People with a vague understanding of criminal law know police make arrests when the offender is culpable of a crime. However, only one property of criminal law allows police to accurately judge a suspect before making an arrest.
According to Nolo.com’s summarization from The Criminal Law Handbook, the term probable cause describes the ‘suspicion that a suspect committed a crime, which lacks the concrete information required to prove a suspect guilty beyond reasonable doubt.’ The Fourth Amendment protects probable cause as a key principle in the process of arresting an alleged offender.

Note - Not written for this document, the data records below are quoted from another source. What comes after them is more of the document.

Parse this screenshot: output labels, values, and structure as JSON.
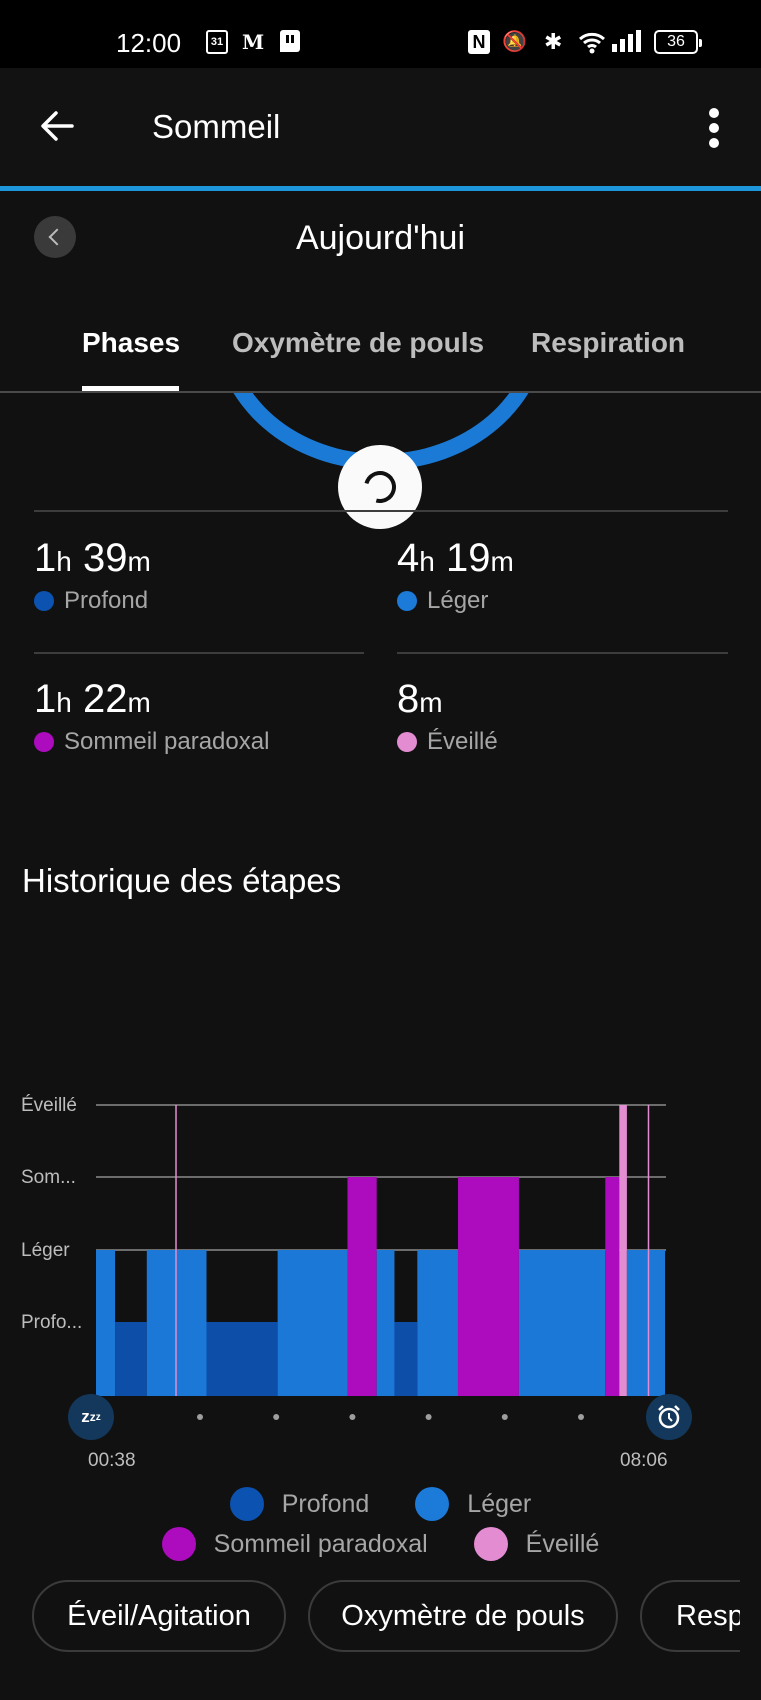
{
  "status_bar": {
    "time": "12:00",
    "calendar_badge": "31",
    "battery": "36",
    "icons": [
      "calendar-icon",
      "le-monde-icon",
      "twitch-icon",
      "nfc-icon",
      "mute-icon",
      "bluetooth-icon",
      "wifi-icon",
      "signal-icon",
      "battery-icon"
    ]
  },
  "app_bar": {
    "title": "Sommeil",
    "back_icon": "arrow-left-icon",
    "menu_icon": "more-vertical-icon"
  },
  "date_nav": {
    "title": "Aujourd'hui",
    "prev_icon": "chevron-left-icon"
  },
  "tabs": [
    {
      "label": "Phases",
      "active": true
    },
    {
      "label": "Oxymètre de pouls",
      "active": false
    },
    {
      "label": "Respiration",
      "active": false
    }
  ],
  "stats": [
    {
      "hours": "1",
      "minutes": "39",
      "h_unit": "h",
      "m_unit": "m",
      "label": "Profond",
      "color": "#0c52b0"
    },
    {
      "hours": "4",
      "minutes": "19",
      "h_unit": "h",
      "m_unit": "m",
      "label": "Léger",
      "color": "#1c7ad8"
    },
    {
      "hours": "1",
      "minutes": "22",
      "h_unit": "h",
      "m_unit": "m",
      "label": "Sommeil paradoxal",
      "color": "#ac0cbe"
    },
    {
      "hours": "",
      "minutes": "8",
      "h_unit": "",
      "m_unit": "m",
      "label": "Éveillé",
      "color": "#e38cd2"
    }
  ],
  "section_title": "Historique des étapes",
  "chart_data": {
    "type": "step-bar",
    "title": "Historique des étapes",
    "y_levels": [
      "Profo...",
      "Léger",
      "Som...",
      "Éveillé"
    ],
    "y_levels_full": [
      "Profond",
      "Léger",
      "Sommeil paradoxal",
      "Éveillé"
    ],
    "x_start_label": "00:38",
    "x_end_label": "08:06",
    "x_range_minutes": [
      0,
      448
    ],
    "start_icon": "sleep-zzz-icon",
    "end_icon": "alarm-clock-icon",
    "tick_dots": 6,
    "colors": {
      "Profond": "#0c4ea8",
      "Léger": "#1c78d6",
      "Sommeil paradoxal": "#ac0cbe",
      "Éveillé": "#e38cd2"
    },
    "segments": [
      {
        "stage": "Léger",
        "start": 0,
        "end": 15
      },
      {
        "stage": "Profond",
        "start": 15,
        "end": 40
      },
      {
        "stage": "Léger",
        "start": 40,
        "end": 87
      },
      {
        "stage": "Profond",
        "start": 87,
        "end": 143
      },
      {
        "stage": "Léger",
        "start": 143,
        "end": 198
      },
      {
        "stage": "Sommeil paradoxal",
        "start": 198,
        "end": 221
      },
      {
        "stage": "Léger",
        "start": 221,
        "end": 235
      },
      {
        "stage": "Profond",
        "start": 235,
        "end": 253
      },
      {
        "stage": "Léger",
        "start": 253,
        "end": 285
      },
      {
        "stage": "Sommeil paradoxal",
        "start": 285,
        "end": 333
      },
      {
        "stage": "Léger",
        "start": 333,
        "end": 401
      },
      {
        "stage": "Sommeil paradoxal",
        "start": 401,
        "end": 412
      },
      {
        "stage": "Éveillé",
        "start": 412,
        "end": 418
      },
      {
        "stage": "Léger",
        "start": 418,
        "end": 448
      }
    ],
    "awake_markers": [
      63,
      435
    ],
    "legend": [
      {
        "label": "Profond",
        "color": "#0c52b0"
      },
      {
        "label": "Léger",
        "color": "#1c7ad8"
      },
      {
        "label": "Sommeil paradoxal",
        "color": "#ac0cbe"
      },
      {
        "label": "Éveillé",
        "color": "#e38cd2"
      }
    ]
  },
  "chips": [
    {
      "label": "Éveil/Agitation"
    },
    {
      "label": "Oxymètre de pouls"
    },
    {
      "label": "Resp"
    }
  ]
}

Police, in fact, need probable cause to determine the grounds for making an arrest. They also need probable cause to justify an arrest after it’s made or if they’re asking a judge to issue an arrest warrant to an accused party.

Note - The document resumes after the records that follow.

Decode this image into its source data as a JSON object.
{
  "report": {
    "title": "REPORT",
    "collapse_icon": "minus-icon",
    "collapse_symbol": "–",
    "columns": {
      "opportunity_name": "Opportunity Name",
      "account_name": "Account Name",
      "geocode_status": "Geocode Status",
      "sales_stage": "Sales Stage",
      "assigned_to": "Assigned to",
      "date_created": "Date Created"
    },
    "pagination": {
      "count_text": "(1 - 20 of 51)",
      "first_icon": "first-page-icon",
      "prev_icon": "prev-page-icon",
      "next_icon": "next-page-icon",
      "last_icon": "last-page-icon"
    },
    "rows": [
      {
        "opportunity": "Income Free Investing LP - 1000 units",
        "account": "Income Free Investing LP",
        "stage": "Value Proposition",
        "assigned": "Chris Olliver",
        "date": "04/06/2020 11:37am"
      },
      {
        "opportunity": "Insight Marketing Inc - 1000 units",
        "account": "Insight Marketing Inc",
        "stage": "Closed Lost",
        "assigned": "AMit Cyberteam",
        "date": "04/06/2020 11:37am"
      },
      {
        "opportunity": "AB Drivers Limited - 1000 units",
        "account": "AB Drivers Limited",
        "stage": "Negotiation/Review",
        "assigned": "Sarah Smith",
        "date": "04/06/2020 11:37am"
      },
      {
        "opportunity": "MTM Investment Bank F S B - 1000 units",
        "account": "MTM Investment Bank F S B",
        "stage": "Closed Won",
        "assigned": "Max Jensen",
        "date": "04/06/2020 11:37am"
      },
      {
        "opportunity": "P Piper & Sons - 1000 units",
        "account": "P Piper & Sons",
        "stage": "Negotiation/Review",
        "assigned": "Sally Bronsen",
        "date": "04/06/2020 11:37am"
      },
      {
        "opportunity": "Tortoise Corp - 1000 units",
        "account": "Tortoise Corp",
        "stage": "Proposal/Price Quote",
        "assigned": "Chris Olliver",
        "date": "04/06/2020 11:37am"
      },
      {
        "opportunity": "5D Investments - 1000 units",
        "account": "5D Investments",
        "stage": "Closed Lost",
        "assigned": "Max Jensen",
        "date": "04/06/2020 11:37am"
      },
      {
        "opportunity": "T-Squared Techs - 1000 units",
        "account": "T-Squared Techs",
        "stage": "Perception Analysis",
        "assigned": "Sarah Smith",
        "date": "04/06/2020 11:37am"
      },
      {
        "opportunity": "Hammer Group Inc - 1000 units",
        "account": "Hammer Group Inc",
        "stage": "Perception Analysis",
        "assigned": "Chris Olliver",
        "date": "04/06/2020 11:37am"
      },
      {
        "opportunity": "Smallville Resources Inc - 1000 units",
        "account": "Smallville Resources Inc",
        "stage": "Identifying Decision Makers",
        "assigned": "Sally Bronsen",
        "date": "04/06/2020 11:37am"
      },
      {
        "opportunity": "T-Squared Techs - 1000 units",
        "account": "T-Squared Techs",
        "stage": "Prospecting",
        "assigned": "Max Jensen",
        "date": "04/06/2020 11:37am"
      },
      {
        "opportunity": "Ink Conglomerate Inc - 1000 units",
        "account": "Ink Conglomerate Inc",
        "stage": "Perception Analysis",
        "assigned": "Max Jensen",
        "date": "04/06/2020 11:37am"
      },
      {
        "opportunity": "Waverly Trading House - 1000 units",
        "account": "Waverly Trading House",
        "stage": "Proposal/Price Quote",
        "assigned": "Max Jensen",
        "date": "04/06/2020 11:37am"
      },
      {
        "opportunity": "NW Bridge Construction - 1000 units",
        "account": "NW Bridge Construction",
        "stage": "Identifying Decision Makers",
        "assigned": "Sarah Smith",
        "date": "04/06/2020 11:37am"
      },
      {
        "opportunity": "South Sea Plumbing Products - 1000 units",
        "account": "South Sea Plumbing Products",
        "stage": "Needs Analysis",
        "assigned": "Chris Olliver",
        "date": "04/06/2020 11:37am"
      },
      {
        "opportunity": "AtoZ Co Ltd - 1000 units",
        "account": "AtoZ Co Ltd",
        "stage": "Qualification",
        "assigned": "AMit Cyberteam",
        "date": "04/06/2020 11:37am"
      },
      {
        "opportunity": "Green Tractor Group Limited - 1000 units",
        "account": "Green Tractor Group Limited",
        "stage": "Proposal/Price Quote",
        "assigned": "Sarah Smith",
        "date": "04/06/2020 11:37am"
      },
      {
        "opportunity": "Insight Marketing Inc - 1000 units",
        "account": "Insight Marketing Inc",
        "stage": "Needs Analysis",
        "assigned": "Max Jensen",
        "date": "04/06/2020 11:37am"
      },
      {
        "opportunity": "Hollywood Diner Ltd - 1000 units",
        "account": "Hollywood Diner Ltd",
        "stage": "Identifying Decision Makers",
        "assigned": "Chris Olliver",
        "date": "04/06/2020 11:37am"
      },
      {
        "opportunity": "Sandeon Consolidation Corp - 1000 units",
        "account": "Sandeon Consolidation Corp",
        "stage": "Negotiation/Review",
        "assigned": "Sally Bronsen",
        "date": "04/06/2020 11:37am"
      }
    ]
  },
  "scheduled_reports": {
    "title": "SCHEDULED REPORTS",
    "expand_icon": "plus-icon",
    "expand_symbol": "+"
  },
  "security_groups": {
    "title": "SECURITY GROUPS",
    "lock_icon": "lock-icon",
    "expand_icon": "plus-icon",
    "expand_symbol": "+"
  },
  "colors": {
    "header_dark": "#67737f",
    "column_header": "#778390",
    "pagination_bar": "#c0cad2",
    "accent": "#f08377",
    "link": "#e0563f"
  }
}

The main principle of probable cause allows police officers to pinpoint any ‘objective factual circumstances’ where they believe a suspect may have been involved in a crime. Judges ultimately hold the ‘final word’ on determining probable cause; if they don’t believe a suspect’s circumstances support a probable cause, there’s no justification for it.
Determining what constitutes probable cause
How much information constitutes probable cause for police officers? The amount of information that constitutes probable cause can grant a police officer the right to issue a warrantless arrest or request a judge to issue an arrest warrant.
More than a suspicion, but less information than what would prove ‘guilty beyond reasonable doubt’ is what defines probable cause. According to our resource, the meaning of probable cause can be interpreted in different circumstances based on:
- What the judges thinks the Fourth Amendment meant by the term probable cause,
- Interpretations of probable cause by judges who have previously understood it, and
- The judge’s perspective regarding the police’s rights and criminal rights.
In general, probable cause is considered an abstract concept in criminal law. Due to that, it’s up to a judge to use their own interpretation of probable cause to come to a conclusion. That’s what causes judges to invoke probable cause in some cases, while disregarding it in others.
As a principle of criminal law, probable cause is an important concept that determines whether police are justified for making an arrest. Such a principle complicates and, at the same time, makes the arrest.